Professor Kausik Ray joined Imperial College as Professor of Public Heath, Department of Primary Care and Public Health, School of Public Health in Feb 2015. A clinical cardiologist by training Professor Ray received his medical education (MB ChB, 1991) at the University of Birmingham, his MD (2004) from the University of Sheffield, a postdoctoral fellowship at Harvard Medical School (2004-2005) an MPhil in epidemiology (2007) from the University of Cambridge and was Chair in Preventive Cardiology at St Georges University of London from 2010.
Professor Ray’s research interests focus on the prevention of cardiovascular disease using observational methods and intervention studies including large trials. Recently Professor Ray has established the first global registry of Familial Hypercholesterolaemia in conjunction with the European Atherosclerosis Society (EAS) called the FH studies collaboration (FHSC) and is PI for the TOGETHER study looking at cardiometabolic risk factors and clinical outcomes in approximately 250 000 people using electronic health records in London.

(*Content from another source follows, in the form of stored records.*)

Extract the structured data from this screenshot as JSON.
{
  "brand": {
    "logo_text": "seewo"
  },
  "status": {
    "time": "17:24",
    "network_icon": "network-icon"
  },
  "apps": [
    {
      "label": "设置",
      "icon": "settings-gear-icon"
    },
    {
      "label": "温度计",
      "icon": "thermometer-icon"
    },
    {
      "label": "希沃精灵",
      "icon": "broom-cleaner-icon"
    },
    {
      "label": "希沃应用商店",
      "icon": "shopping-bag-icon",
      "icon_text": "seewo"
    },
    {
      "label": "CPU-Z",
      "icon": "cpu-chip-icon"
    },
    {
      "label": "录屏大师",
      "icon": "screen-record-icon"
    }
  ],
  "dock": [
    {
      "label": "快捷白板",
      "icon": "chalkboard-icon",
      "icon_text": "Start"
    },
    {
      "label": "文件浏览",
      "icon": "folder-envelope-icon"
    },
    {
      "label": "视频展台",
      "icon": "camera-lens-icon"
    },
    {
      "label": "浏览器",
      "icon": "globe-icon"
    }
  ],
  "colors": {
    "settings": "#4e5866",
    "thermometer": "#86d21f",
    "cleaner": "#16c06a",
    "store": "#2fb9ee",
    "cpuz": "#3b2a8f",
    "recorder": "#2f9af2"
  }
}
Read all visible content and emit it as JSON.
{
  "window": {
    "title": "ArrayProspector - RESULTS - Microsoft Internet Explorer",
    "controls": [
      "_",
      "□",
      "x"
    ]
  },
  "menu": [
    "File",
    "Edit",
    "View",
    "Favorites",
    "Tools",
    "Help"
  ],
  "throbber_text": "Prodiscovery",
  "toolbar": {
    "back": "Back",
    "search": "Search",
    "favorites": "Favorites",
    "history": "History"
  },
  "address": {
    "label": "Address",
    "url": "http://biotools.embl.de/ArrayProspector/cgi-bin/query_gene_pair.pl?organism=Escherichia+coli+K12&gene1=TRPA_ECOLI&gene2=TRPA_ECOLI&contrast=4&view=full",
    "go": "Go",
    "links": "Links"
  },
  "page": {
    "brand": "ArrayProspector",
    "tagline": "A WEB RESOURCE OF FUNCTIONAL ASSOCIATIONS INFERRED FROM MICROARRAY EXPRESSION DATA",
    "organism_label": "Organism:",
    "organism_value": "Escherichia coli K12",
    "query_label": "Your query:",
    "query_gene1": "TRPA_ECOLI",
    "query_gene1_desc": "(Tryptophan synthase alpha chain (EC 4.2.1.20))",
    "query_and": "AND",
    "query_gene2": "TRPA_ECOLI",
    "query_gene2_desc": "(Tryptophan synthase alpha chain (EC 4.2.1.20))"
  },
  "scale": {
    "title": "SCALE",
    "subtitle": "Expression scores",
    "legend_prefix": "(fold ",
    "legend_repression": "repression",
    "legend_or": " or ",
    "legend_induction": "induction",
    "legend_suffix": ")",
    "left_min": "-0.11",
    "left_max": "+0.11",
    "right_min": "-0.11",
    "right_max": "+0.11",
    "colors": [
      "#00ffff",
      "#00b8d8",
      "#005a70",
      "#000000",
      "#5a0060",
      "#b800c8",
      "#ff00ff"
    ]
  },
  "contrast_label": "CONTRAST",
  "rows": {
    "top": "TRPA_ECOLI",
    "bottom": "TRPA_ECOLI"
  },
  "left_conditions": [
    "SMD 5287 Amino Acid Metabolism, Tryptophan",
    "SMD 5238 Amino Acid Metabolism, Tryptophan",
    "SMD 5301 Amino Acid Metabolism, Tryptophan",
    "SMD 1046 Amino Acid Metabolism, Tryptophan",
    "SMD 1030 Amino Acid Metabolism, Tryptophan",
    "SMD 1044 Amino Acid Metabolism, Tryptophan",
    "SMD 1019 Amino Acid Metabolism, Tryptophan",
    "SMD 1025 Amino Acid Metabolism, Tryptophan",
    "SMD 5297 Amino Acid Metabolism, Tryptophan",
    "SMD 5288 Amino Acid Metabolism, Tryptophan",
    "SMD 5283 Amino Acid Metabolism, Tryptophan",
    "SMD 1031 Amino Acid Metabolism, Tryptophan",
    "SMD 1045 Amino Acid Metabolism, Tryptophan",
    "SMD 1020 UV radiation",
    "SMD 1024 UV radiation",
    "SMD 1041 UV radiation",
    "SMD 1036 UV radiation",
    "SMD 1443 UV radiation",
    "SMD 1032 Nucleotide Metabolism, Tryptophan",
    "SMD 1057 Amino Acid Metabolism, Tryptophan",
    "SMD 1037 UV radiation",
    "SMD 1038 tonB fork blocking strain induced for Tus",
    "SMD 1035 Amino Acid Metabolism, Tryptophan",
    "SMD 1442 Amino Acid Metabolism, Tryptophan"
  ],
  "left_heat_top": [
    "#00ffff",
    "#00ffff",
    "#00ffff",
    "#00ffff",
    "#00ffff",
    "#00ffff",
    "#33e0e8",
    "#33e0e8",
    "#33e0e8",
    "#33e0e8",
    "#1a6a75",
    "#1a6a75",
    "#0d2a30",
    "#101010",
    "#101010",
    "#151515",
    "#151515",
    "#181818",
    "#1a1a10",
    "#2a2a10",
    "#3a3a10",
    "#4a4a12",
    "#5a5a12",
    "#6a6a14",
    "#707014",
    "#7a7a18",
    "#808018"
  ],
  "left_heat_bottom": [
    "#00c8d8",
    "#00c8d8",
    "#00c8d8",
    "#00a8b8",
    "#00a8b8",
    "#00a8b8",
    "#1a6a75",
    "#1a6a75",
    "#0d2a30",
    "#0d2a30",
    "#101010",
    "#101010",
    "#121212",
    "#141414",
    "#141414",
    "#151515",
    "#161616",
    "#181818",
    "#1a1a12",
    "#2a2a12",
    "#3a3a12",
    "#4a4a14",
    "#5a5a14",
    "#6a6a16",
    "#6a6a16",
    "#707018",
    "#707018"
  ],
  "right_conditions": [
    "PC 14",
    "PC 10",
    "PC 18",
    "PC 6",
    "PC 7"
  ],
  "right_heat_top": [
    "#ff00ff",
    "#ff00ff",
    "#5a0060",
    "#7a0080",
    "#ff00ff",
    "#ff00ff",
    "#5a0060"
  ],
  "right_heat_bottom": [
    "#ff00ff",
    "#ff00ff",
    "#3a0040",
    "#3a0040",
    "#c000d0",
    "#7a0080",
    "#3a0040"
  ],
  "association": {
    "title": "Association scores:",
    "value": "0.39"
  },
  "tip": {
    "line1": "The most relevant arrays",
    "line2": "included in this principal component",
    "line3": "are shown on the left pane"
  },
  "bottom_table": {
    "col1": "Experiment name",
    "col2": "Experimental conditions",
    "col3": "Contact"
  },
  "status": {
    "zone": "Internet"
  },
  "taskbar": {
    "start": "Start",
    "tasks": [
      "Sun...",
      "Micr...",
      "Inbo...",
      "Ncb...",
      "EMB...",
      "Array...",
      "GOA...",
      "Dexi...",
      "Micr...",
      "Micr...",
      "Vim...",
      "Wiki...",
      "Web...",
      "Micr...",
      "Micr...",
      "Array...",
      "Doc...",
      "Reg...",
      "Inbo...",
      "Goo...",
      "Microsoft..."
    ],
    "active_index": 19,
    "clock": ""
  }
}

Globally a child is born every minute with familial hypercholesterolaemia (FH) the commonest autosomally dominant condition known to man with a prevalence of about 1:200- 1:250. This results in lifetime elevations in low density lipoprotein cholesterol (LDL-C) resulting in premature morbidity and mortality from vascular disease. This condition can be treated by screening and early treatment with statins and other lipid lowering therapies. At the European Atherosclerosis Society Congress 2015 in Glasgow (http://eas.org), Professor Ray will launch the EAS FHSC, a global registry to harness information on the detection, management and clinical consequences of current practice on clinical outcomes. The mission statement is outlined below and for full details of the FHSC activities please see http://www.eas-society.org/fhsc.aspx
“The mission of the EAS FHSC is to empower the medical & global community to seek change in their respective countries or organizations regarding how FH is detected and managed, with a view to promoting early diagnosis and more effective treatment of this condition. Through international collaboration of stakeholders we aim to generate large scale robust data on how FH is detected, managed and the clinical consequences of current practice on outcomes.”